Student > Bachelor 86 19%
Student > Doctoral Student 63 14%
Student > Master 52 11%
Student > Ph. D. Student 19 4%
Researcher 17 4%
Other 58 13%
Unknown 165 36%
Readers by discipline Count As %
Nursing and Health Professions 118 26%
Medicine and Dentistry 57 12%
Sports and Recreations 48 10%
Neuroscience 8 2%
Psychology 7 2%
Other 40 9%
Unknown 182 40%
Attention Score in Context

Attention Score in Context

This research output has an Altmetric Attention Score of 319. This is our high-level measure of the quality and quantity of online attention that it has received. This Attention Score, as well as the ranking and number of research outputs shown below, was calculated when the research output was last mentioned on 19 April 2024.
All research outputs
#107,525
of 25,748,735 outputs
Outputs from Journal of Rheumatology
#3
of 4,003 outputs
Outputs of similar age
#1,689
of 404,438 outputs
Outputs of similar age from Journal of Rheumatology
#1
of 60 outputs
Altmetric has tracked 25,748,735 research outputs across all sources so far. Compared to these this one has done particularly well and is in the 99th percentile: it's in the top 5% of all research outputs ever tracked by Altmetric.
So far Altmetric has tracked 4,003 research outputs from this source. They typically receive a little more attention than average, with a mean Attention Score of 6.6. This one has done particularly well, scoring higher than 99% of its peers.
Older research outputs will score higher simply because they've had more time to accumulate mentions. To account for age we can compare this Altmetric Attention Score to the 404,438 tracked outputs that were published within six weeks on either side of this one in any source. This one has done particularly well, scoring higher than 99% of its contemporaries.
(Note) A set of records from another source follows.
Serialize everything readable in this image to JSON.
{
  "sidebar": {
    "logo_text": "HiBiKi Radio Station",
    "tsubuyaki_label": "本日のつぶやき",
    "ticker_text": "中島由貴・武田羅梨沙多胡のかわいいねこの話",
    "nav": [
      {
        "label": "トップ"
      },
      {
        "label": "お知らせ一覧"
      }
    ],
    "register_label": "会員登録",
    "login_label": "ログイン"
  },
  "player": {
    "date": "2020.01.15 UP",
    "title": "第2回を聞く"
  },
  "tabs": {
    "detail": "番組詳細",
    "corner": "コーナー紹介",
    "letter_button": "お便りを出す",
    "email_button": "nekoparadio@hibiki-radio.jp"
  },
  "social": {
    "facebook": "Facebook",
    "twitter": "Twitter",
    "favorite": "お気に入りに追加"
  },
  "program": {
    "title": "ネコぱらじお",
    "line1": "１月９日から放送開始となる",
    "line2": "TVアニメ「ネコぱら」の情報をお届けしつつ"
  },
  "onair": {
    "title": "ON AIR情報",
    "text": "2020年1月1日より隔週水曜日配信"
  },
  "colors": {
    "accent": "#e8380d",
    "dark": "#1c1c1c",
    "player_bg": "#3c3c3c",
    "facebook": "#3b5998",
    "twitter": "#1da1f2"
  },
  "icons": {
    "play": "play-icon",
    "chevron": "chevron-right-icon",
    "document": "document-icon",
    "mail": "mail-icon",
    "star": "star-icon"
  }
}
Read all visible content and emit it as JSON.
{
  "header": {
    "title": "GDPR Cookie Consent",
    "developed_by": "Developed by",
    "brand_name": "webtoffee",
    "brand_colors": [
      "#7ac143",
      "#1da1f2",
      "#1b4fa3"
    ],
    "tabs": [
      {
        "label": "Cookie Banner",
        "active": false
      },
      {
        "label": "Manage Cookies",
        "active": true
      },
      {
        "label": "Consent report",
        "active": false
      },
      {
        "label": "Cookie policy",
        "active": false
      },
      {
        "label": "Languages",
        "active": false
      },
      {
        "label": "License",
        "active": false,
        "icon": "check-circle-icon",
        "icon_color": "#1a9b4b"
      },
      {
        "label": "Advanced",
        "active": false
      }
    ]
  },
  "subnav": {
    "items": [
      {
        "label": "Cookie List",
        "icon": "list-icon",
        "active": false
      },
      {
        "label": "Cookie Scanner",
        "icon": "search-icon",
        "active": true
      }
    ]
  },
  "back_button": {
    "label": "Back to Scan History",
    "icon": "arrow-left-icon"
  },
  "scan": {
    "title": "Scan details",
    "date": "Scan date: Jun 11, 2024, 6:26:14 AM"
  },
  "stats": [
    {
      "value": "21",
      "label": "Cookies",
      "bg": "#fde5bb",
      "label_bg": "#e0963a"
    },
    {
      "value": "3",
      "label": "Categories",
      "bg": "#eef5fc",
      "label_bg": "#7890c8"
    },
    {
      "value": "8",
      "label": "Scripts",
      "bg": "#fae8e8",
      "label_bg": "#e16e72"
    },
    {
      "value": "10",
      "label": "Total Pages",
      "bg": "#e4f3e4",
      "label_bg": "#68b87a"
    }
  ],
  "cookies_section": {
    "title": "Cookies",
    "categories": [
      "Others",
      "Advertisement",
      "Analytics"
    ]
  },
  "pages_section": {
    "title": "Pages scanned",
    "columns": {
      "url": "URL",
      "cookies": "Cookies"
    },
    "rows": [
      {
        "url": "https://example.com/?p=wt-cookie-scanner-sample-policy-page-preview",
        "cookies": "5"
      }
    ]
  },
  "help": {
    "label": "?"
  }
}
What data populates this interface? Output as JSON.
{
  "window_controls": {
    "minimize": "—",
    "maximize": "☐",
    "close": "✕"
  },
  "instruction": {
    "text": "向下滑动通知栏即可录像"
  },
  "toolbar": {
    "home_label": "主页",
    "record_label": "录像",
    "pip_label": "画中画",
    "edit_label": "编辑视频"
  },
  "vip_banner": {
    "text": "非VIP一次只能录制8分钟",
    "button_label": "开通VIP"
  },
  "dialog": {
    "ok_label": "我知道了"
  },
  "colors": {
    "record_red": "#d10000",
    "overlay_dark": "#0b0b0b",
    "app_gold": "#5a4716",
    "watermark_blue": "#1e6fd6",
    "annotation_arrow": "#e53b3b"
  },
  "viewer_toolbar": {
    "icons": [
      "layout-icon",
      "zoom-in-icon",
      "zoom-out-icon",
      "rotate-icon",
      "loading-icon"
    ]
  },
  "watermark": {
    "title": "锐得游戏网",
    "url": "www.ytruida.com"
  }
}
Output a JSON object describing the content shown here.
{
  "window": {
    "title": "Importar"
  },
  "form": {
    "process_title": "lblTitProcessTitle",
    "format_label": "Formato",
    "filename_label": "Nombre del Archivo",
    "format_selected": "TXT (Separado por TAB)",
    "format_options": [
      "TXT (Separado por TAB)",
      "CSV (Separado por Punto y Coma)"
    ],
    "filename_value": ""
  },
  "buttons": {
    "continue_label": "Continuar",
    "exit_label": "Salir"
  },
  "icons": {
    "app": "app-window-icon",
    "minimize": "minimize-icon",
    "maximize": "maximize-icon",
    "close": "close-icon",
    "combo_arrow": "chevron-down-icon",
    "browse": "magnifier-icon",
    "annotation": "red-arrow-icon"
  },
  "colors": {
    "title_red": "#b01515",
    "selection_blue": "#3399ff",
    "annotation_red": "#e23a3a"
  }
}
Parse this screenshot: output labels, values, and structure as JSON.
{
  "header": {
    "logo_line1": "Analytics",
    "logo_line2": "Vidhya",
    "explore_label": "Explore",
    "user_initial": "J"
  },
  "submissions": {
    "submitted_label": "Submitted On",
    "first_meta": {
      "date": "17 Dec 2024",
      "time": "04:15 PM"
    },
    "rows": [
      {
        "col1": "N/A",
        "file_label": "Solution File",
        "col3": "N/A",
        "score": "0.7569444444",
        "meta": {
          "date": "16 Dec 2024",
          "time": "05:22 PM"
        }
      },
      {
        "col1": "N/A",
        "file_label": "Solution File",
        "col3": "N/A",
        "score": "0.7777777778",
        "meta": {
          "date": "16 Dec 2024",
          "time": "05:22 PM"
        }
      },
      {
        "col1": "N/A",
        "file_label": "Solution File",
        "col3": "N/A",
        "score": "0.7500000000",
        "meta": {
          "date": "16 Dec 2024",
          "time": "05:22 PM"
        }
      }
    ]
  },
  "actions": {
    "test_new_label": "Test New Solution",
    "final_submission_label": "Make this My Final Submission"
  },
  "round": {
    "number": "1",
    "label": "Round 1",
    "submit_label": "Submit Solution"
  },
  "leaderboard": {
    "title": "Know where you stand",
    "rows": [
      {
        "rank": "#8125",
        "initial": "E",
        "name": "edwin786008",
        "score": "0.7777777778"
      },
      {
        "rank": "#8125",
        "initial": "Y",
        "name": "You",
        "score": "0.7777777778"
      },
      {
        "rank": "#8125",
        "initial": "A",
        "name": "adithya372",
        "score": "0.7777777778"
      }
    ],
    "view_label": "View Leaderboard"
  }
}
We're also able to compare this research output to 60 others from the same source and published within six weeks on either side of this one. This one has done particularly well, scoring higher than 98% of its contemporaries.